Mike recently “sold a piece of Land” he inherited from his father for ₦20M. On filing his taxes he was asked to remit a 5% Vat on the “sale of the land”.
XYZ Oil and Gas Ltd has also been mandated to pay VAT on an Oil Mining License they recently resold to DEF Ltd for ₦1b.
Question: Are they all liable to charge and remit VAT?
Vat like we all very well know is a tax on sale of goods and services. In Nigeria it’s a 5% tax on all goods and services that are not listed as exempt or zero rated. Therefore the Inland Revenue will typically expect that you pay VAT on any business transaction that involves exchange of money for value acquired provided that value is not on the list of items that are exempted. Based on this, tax payers and tax collectors have been at logger heads on whether to pay vat on transactions mentioned in our case study above;
What is not “goods or services”
Unfortunately the VAT Act did not define the phrase “goods and services”. A proper definition of goods and services will help explain what can actually qualify as exempt and what is not. For example, if an item like blood donation is not a good and neither is it a service, then exempting or not exempting it from the list of votable items is irrelevant and null & void for the simple reason that it is not a good or service.

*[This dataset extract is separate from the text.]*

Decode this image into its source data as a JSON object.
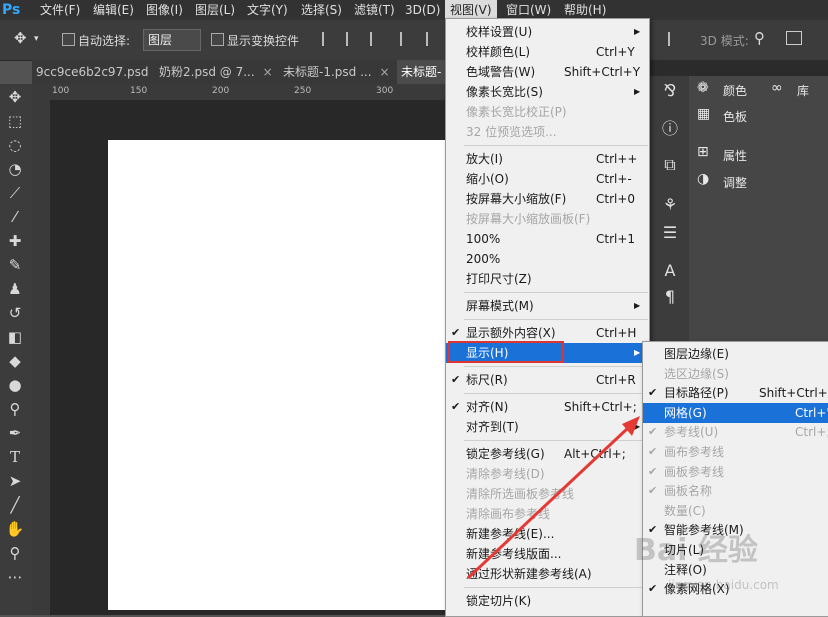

Practically each of the examples in our case study will more often than not result in Vat not being paid depending on who you meet at the Federal Inland Revenue Service and how you are able to argue your case to your favour. When a Law is not clear on a matter involving trade then it always leaves room for contention. As such the FIRS always remain open to negotiations when tax related issues are not clearly solvable by simply reading VATA.
Is Sale of Land Vatable?
The General Concensus amongst professionals is that Land does not qualify as a good or a service and as such is not “vatable”. If the provisions of Section 1 & 2 of the Land Use Act is anything to go by, then Land by Law belongs to the State and not to any one individual. That is why Land is always classified in the Balance Sheet of companies as a “Leasehold” rather than a “Freehold”. What you actually own is right to occupy that land for a 99 year period 0r less depending on the unused leasehold of the land. For Mike, he has therefore sold the right to the occupancy of that land to someone else for a value of ₦20M. Is that right therefore a “good or service”? Most Tax Consultants and indeed Lawyers will say no in reference to the dictionary which in its definition implies a right being intangible is not a good and certainly not a service. Further enquiries from Tax Consultants and staff of the FIRS seem to buttress this view.
My Take : Proceeds from “Sale of Land” is generally not subject to Value Added Tax.
Is Sale of an Oil Mining Lease Vatable?
This question is easier to answer thanks to an already decided Case between CNOOC and the FIRS over proceeds of an Oil Mining Lease sold by the Plaintiff to another party. The Court had ruled that Vat was not chargeable on that transaction as the rights “do not constitute either good or service”. Therefore XYZ Oil and Gas is not expected to charge and remit vat on the proceeds of the sale of the lease.
My Take: By Judicial Precedence, tax should not be paid on transfer of right to an Oil Mining Lease. Indeed it should not be paid on lease on a transfer of right to mine any natural resource in Nigeria.
Is Rent on Residential Property and Commercial Property subject to VAT?
This is another issue that is contentious and one which the FIRS has taken a decision based policy. The FIRS in their schedule of exempted items, included proceeds from rent paid on Residential Property as an exempted item. Therefore, by inference proceeds from rent on a commercial property is subject to Vat. Whether “rent” can be considered a service by definition is another issue and one that may be explored in the courts.
My Verdict: By Policy inference, Vat is currently payable on proceeds from rent of commercial properties. As per diplomats, the law is quite clear, they are exempted from paying VAT. Vat is also not payable on proceeds from rent of a residential property.
Other things to consider
Whilst VAT may not be payable on sale of a right to the ownership of a land, what about the sale of property? For example a real estate firm that is into the business of developing and selling property units, should the proceeds on the sale of that property be subject to VAT? In this case, property units may be considered by some as a merchandise for the company and as such may in substance may be referred to as a good and therefore subject to VAT. But a merchandise in its definition is also referred to as a moveable item which a house certainly is not. Therefore, shouldn’t it for that reason also be excluded from transaction that are subject to VAT?
That is why proceeds from sale of some moveable fixed asset items such as plant and machinery, computer equipments, furniture and fittings, industrial equipments are subject to a 5% VAT. Even intangibles such as proceeds on sale software licenses are subject to Value Added Tax in most cases.
It is almost certain that the Value Added Tax Act (VATA) will be amended in due course to address some of the confusion and controversies surrounding the current act. For now, reason over policy is a safer route to winning arguments that may arise as to what should be subject to VAT and what should not.